-------- Data provided --------

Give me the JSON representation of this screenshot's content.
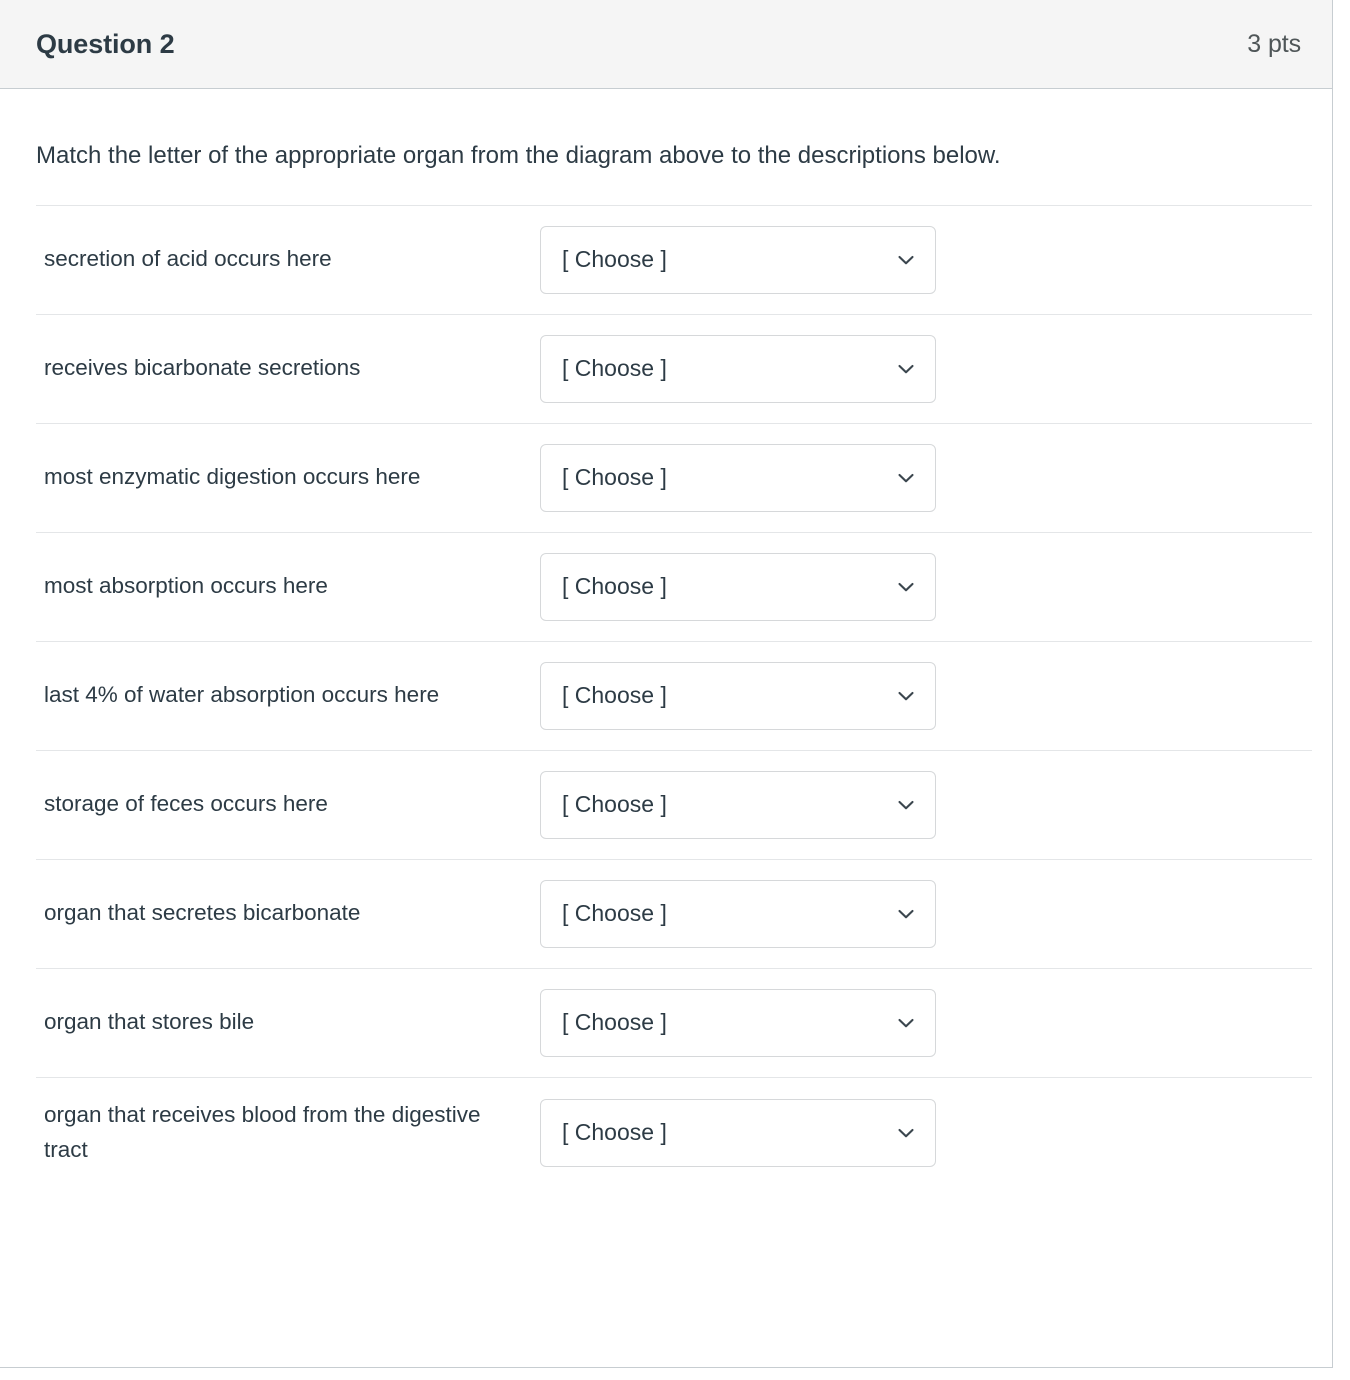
{
  "header": {
    "title": "Question 2",
    "points": "3 pts"
  },
  "body": {
    "prompt": "Match the letter of the appropriate organ from the diagram above to the descriptions below."
  },
  "colors": {
    "header_background": "#f5f5f5",
    "header_border": "#c7cdd1",
    "text_primary": "#2d3b45",
    "points_text": "#4f5658",
    "row_divider": "#e4e6e8",
    "select_border": "#d6d8da"
  },
  "select_placeholder": "[ Choose ]",
  "matches": [
    {
      "label": "secretion of acid occurs here",
      "value": "[ Choose ]"
    },
    {
      "label": "receives bicarbonate secretions",
      "value": "[ Choose ]"
    },
    {
      "label": "most enzymatic digestion occurs here",
      "value": "[ Choose ]"
    },
    {
      "label": "most absorption occurs here",
      "value": "[ Choose ]"
    },
    {
      "label": "last 4% of water absorption occurs here",
      "value": "[ Choose ]"
    },
    {
      "label": "storage of feces occurs here",
      "value": "[ Choose ]"
    },
    {
      "label": "organ that secretes bicarbonate",
      "value": "[ Choose ]"
    },
    {
      "label": "organ that stores bile",
      "value": "[ Choose ]"
    },
    {
      "label": "organ that receives blood from the digestive tract",
      "value": "[ Choose ]"
    }
  ]
}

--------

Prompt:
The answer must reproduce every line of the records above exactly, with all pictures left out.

Answer area:
Give me the JSON representation of this screenshot's content.
{
  "header": {
    "title": "Question 2",
    "points": "3 pts"
  },
  "body": {
    "prompt": "Match the letter of the appropriate organ from the diagram above to the descriptions below."
  },
  "colors": {
    "header_background": "#f5f5f5",
    "header_border": "#c7cdd1",
    "text_primary": "#2d3b45",
    "points_text": "#4f5658",
    "row_divider": "#e4e6e8",
    "select_border": "#d6d8da"
  },
  "select_placeholder": "[ Choose ]",
  "matches": [
    {
      "label": "secretion of acid occurs here",
      "value": "[ Choose ]"
    },
    {
      "label": "receives bicarbonate secretions",
      "value": "[ Choose ]"
    },
    {
      "label": "most enzymatic digestion occurs here",
      "value": "[ Choose ]"
    },
    {
      "label": "most absorption occurs here",
      "value": "[ Choose ]"
    },
    {
      "label": "last 4% of water absorption occurs here",
      "value": "[ Choose ]"
    },
    {
      "label": "storage of feces occurs here",
      "value": "[ Choose ]"
    },
    {
      "label": "organ that secretes bicarbonate",
      "value": "[ Choose ]"
    },
    {
      "label": "organ that stores bile",
      "value": "[ Choose ]"
    },
    {
      "label": "organ that receives blood from the digestive tract",
      "value": "[ Choose ]"
    }
  ]
}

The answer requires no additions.